"Over the past 24 years Madiba taught us how to come together and to believe in ourselves and each other. He was a unifier from the moment he walked out of prison," said Archbishop Desmond Tutu.
In his home country, most newspapers published their headlines in black, in a reflection of the deep sense of loss brought by the death of "Madiba", a father figure to millions of South Africans.
"The World Weeps," said the national daily The Star.
READ: Mandela: prisoner, president and father of 'Rainbow Nation'
Around the globe, news channels offered rolling coverage while many newspapers and weekly magazines deployed the kind of souvenir front pages that would usually greet the death of a monarch or national hero.
The cover of The New Yorker featured the image of a young Mandela raising his fist with typical defiance and dignity, while Time magazine chose a more recent photo with the caption: "Protester. Prisoner. Peacemaker."
"The alchemy of character and events made of Mandela a peculiarly unspotted figure," wrote Britain's The Guardian in an editorial.
"Few could deny a certain sweetness in his personality, and a largeness of mind that had room for all."
South Africans hold pictures of former South African president Nelson Mandela as they pay tribute following his death in Johannesburg. (AFP Photo)
Mandela spent 27 years in jail for his battle against white-supremacist rule, before being elected in South Africa's first all-race elections in 1994 and reconciling with his former oppressors.

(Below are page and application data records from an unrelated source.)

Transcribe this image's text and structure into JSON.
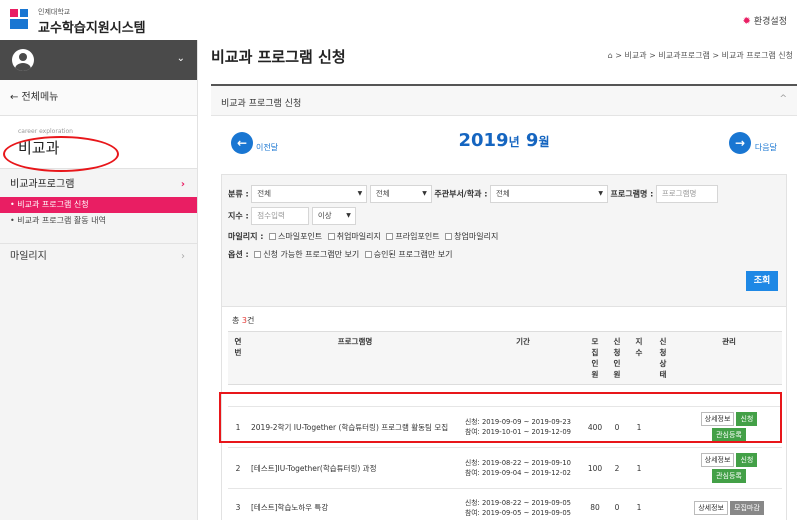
{
  "header": {
    "university": "인제대학교",
    "system_name": "교수학습지원시스템",
    "settings_label": "환경설정",
    "settings_icon": "gear-icon",
    "accent_color": "#e91e63"
  },
  "sidebar": {
    "all_menu_label": "← 전체메뉴",
    "category_eng": "career exploration",
    "category_kor": "비교과",
    "menu_group": "비교과프로그램",
    "items": [
      {
        "label": "• 비교과 프로그램 신청",
        "active": true
      },
      {
        "label": "• 비교과 프로그램 활동 내역",
        "active": false
      }
    ],
    "menu_group2": "마일리지"
  },
  "main": {
    "title": "비교과 프로그램 신청",
    "breadcrumb": "> 비교과 > 비교과프로그램 > 비교과 프로그램 신청",
    "box_title": "비교과 프로그램 신청",
    "collapse_icon": "chevron-up-icon",
    "calendar": {
      "year": "2019",
      "year_suffix": "년",
      "month": "9",
      "month_suffix": "월",
      "prev_label": "이전달",
      "next_label": "다음달"
    }
  },
  "filter": {
    "category_label": "분류 :",
    "category_value": "전체",
    "category2_value": "전체",
    "dept_label": "주관부서/학과 :",
    "dept_value": "전체",
    "program_label": "프로그램명 :",
    "program_placeholder": "프로그램명",
    "index_label": "지수 :",
    "index_placeholder": "점수입력",
    "index_op": "이상",
    "mileage_label": "마일리지 :",
    "mileage_options": [
      "스마일포인트",
      "취업마일리지",
      "프라임포인트",
      "창업마일리지"
    ],
    "option_label": "옵션 :",
    "option_items": [
      "신청 가능한 프로그램만 보기",
      "승인된 프로그램만 보기"
    ],
    "search_label": "조회"
  },
  "table": {
    "total_prefix": "총 ",
    "total_count": "3",
    "total_suffix": "건",
    "headers": {
      "no": "연\n번",
      "name": "프로그램명",
      "period": "기간",
      "recruit": "모\n집\n인\n원",
      "applied": "신\n청\n인\n원",
      "index": "지\n수",
      "status": "신\n청\n상\n태",
      "manage": "관리"
    },
    "rows": [
      {
        "no": "1",
        "name": "2019-2학기 IU-Together (학습튜터링) 프로그램 활동팀 모집",
        "apply_period": "신청: 2019-09-09 ~ 2019-09-23",
        "join_period": "참여: 2019-10-01 ~ 2019-12-09",
        "recruit": "400",
        "applied": "0",
        "index": "1",
        "status": "",
        "btn_detail": "상세정보",
        "btn_apply": "신청",
        "btn_interest": "관심등록"
      },
      {
        "no": "2",
        "name": "[테스트]IU-Together(학습튜터링) 과정",
        "apply_period": "신청: 2019-08-22 ~ 2019-09-10",
        "join_period": "참여: 2019-09-04 ~ 2019-12-02",
        "recruit": "100",
        "applied": "2",
        "index": "1",
        "status": "",
        "btn_detail": "상세정보",
        "btn_apply": "신청",
        "btn_interest": "관심등록"
      },
      {
        "no": "3",
        "name": "[테스트]학습노하우 특강",
        "apply_period": "신청: 2019-08-22 ~ 2019-09-05",
        "join_period": "참여: 2019-09-05 ~ 2019-09-05",
        "recruit": "80",
        "applied": "0",
        "index": "1",
        "status": "",
        "btn_detail": "상세정보",
        "btn_closed": "모집마감"
      }
    ]
  }
}
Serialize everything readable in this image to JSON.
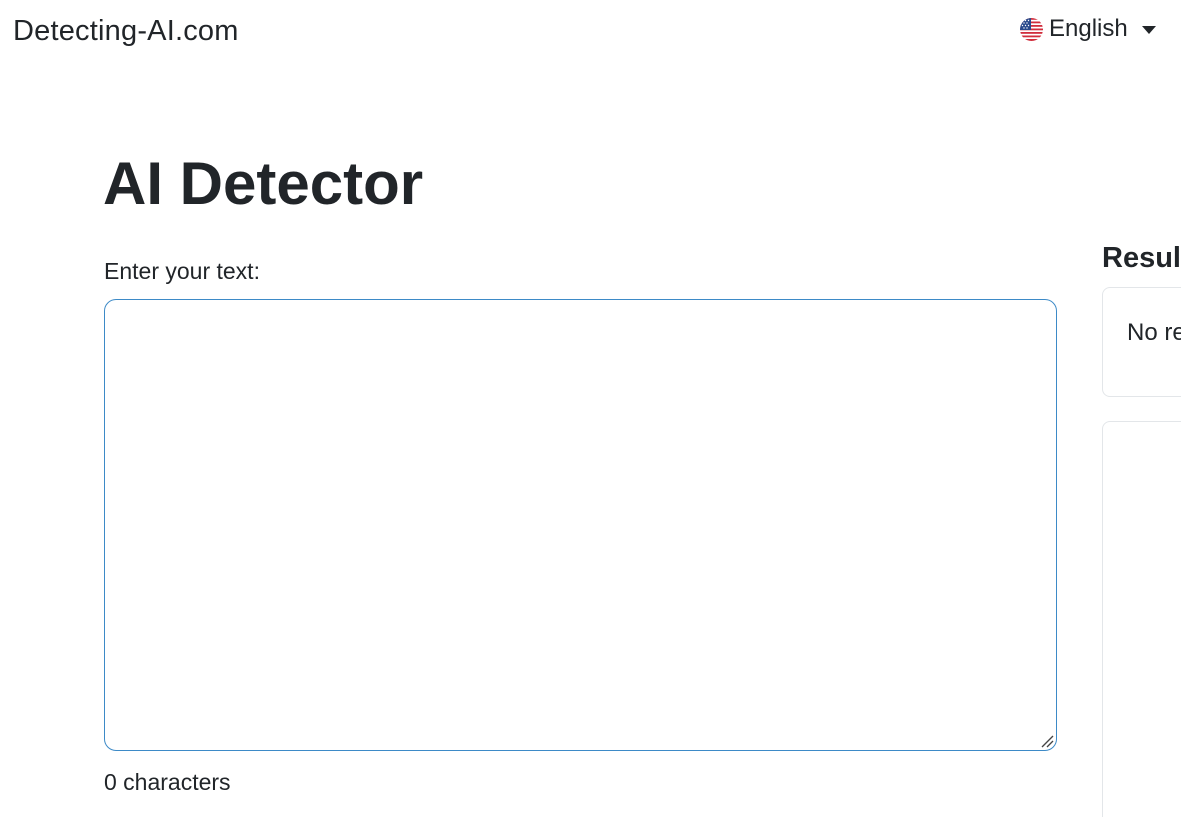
{
  "navbar": {
    "brand": "Detecting-AI.com",
    "language": {
      "label": "English",
      "flag_icon": "us-flag-icon"
    }
  },
  "main": {
    "title": "AI Detector",
    "input_label": "Enter your text:",
    "text_value": "",
    "character_count": "0 characters"
  },
  "result": {
    "heading": "Result",
    "text": "No results"
  },
  "colors": {
    "text": "#212529",
    "focus_border": "#3d8ac7",
    "card_border": "#e3e6e9"
  }
}
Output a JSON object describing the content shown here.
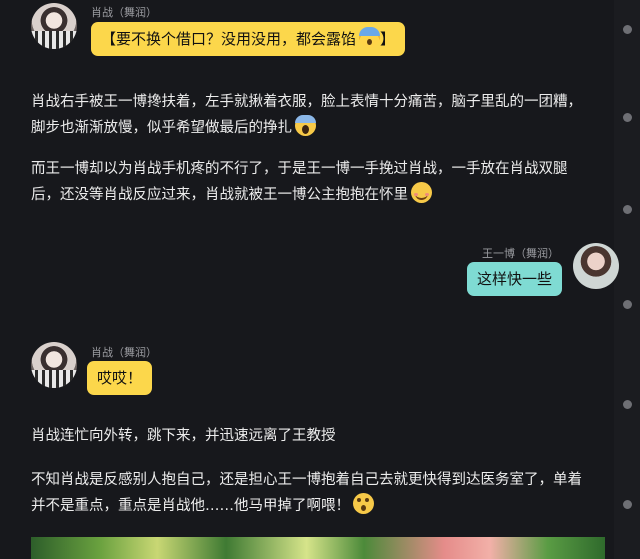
{
  "messages": [
    {
      "sender": "肖战（舞润）",
      "side": "left",
      "bubble_text": "【要不换个借口？没用没用，都会露馅",
      "bubble_emoji": "anxious-sweat-emoji",
      "bubble_suffix": "】"
    },
    {
      "sender": "王一博（舞润）",
      "side": "right",
      "bubble_text": "这样快一些"
    },
    {
      "sender": "肖战（舞润）",
      "side": "left",
      "bubble_text": "哎哎！"
    }
  ],
  "narration": {
    "p1": {
      "line1": "肖战右手被王一博搀扶着，左手就揪着衣服，脸上表情十分痛苦，脑子里乱的一团糟，",
      "line2": "脚步也渐渐放慢，似乎希望做最后的挣扎",
      "emoji": "screaming-face-emoji"
    },
    "p2": {
      "line1": "而王一博却以为肖战手机疼的不行了，于是王一博一手挽过肖战，一手放在肖战双腿",
      "line2": "后，还没等肖战反应过来，肖战就被王一博公主抱抱在怀里",
      "emoji": "smiling-blush-emoji"
    },
    "p3": {
      "line1": "肖战连忙向外转，跳下来，并迅速远离了王教授"
    },
    "p4": {
      "line1": "不知肖战是反感别人抱自己，还是担心王一博抱着自己去就更快得到达医务室了，单着",
      "line2": "并不是重点，重点是肖战他……他马甲掉了啊喂！",
      "emoji": "flushed-face-emoji"
    }
  },
  "colors": {
    "background": "#17181c",
    "bubble_yellow": "#fcd74b",
    "bubble_teal": "#7fdbd3"
  }
}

His death had long been expected, coming after a spate of hospitalisations with lung infections and three months of intensive care at home. But the announcement sent a shockwave around the world nonetheless.
READ: The private heartache of public hero Nelson Mandela

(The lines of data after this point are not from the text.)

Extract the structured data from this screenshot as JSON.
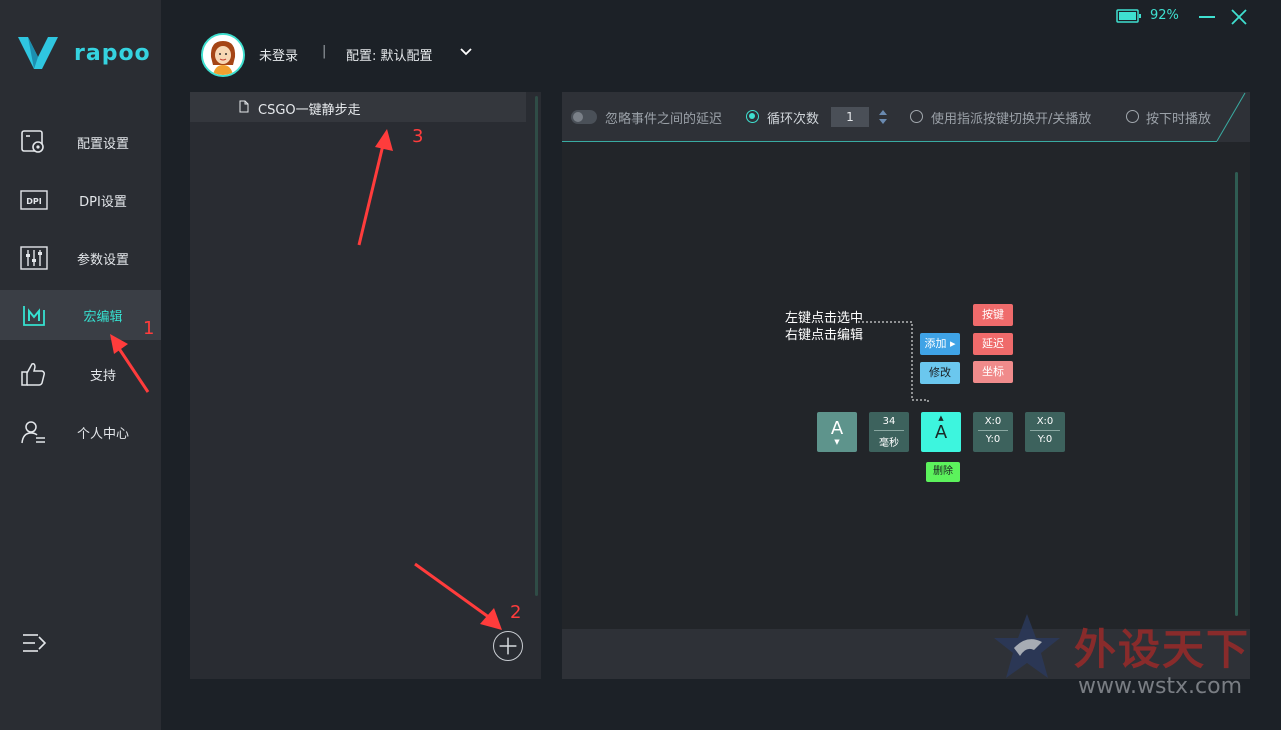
{
  "app": {
    "brand": "rapoo"
  },
  "topbar": {
    "battery_pct": "92%",
    "login_status": "未登录",
    "separator": "|",
    "config_label": "配置: 默认配置"
  },
  "sidebar": {
    "items": [
      {
        "label": "配置设置",
        "icon": "config-icon"
      },
      {
        "label": "DPI设置",
        "icon": "dpi-icon"
      },
      {
        "label": "参数设置",
        "icon": "sliders-icon"
      },
      {
        "label": "宏编辑",
        "icon": "macro-icon",
        "active": true
      },
      {
        "label": "支持",
        "icon": "thumbs-up-icon"
      },
      {
        "label": "个人中心",
        "icon": "user-icon"
      }
    ]
  },
  "macro_list": {
    "items": [
      {
        "name": "CSGO一键静步走"
      }
    ]
  },
  "toolbar": {
    "ignore_delay": "忽略事件之间的延迟",
    "loop_count_label": "循环次数",
    "loop_count_value": "1",
    "toggle_by_key": "使用指派按键切换开/关播放",
    "play_while_pressed": "按下时播放"
  },
  "help": {
    "line1": "左键点击选中",
    "line2": "右键点击编辑",
    "add": "添加",
    "modify": "修改",
    "key": "按键",
    "delay": "延迟",
    "coord": "坐标",
    "delete": "删除",
    "card_key1": "A",
    "card_delay_value": "34",
    "card_delay_unit": "毫秒",
    "card_key2": "A",
    "card_x1": "X:0",
    "card_y1": "Y:0",
    "card_x2": "X:0",
    "card_y2": "Y:0"
  },
  "annotations": {
    "n1": "1",
    "n2": "2",
    "n3": "3"
  },
  "watermark": {
    "title": "外设天下",
    "url": "www.wstx.com"
  },
  "colors": {
    "accent": "#3fe0d0",
    "annotation": "#ff3c3c"
  }
}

Britain's Daily Mail described Mandela as a "colossus" and "a giant who taught the world the meaning of forgiveness", joining other British newspapers for whom news of Mandela's death broke just in time for front-page redesigns.
Spain's leading daily El Pais dedicated its first 13 pages to the story, leading with "The man who defeated racism" on its front page above a photo of him with his closed fist raised to his forehead.
The online edition of Germany's Der Spiegel hailed Mandela as "one of the greatest fighters against oppression" while Berlin daily Taggespiegel carried "Death of a legend" as its headline.
In France, sports newspaper L'Equipe noted Mandela's influence and example on athletes around the world, given how he used sport as a force for national reconciliation at the 1995 Rugby World Cup.
While paying fulsome tribute, Sweden's Dagens Nyheter sounded a note of criticism in an editorial: "It would have been desirable that Mandela had spoken about the abuses in neighbouring Zimbabwe and South Africa's clumsy handling of the problems with (Robert) Mugabe."
This picture shows a framed image of former South African president Nelson Mandela as people pay tributes following his death, in Johannesburg. (AFP Photo)
For many, Mandela's death was very much a social media event with Twitter and Facebook ablaze with shared stories, reflections and comments that took the story into a more personal domain.
"I learned of the news on Twitter and shared it on Facebook. It's a normal routine for people in this day and age," said Yuen Chan, lecturer at the School of Journalism and Communication at The Chinese University of Hong Kong.
News of Mandela's death broke too late for many of Asia's newspapers to carry in their print editions. But Hong Kong's South China Morning Post and others splashed the news across their websites.
When it comes to major news events of this magnitude "there is something about having that front page in your hand, holding something physical", Chan said.
"But I'm not sure if that really applies to young people, whether they have that attachment to it."
Regardless of the format, Mandela's legacy struck a universal chord, she said, prompting a global media response of rare scale.
The Onion, a US purveyor of mock news, laced its regular shots of satire with regret at the South African hero's passing. Its headline said: "Nelson Mandela Becomes First Politician To Be Missed."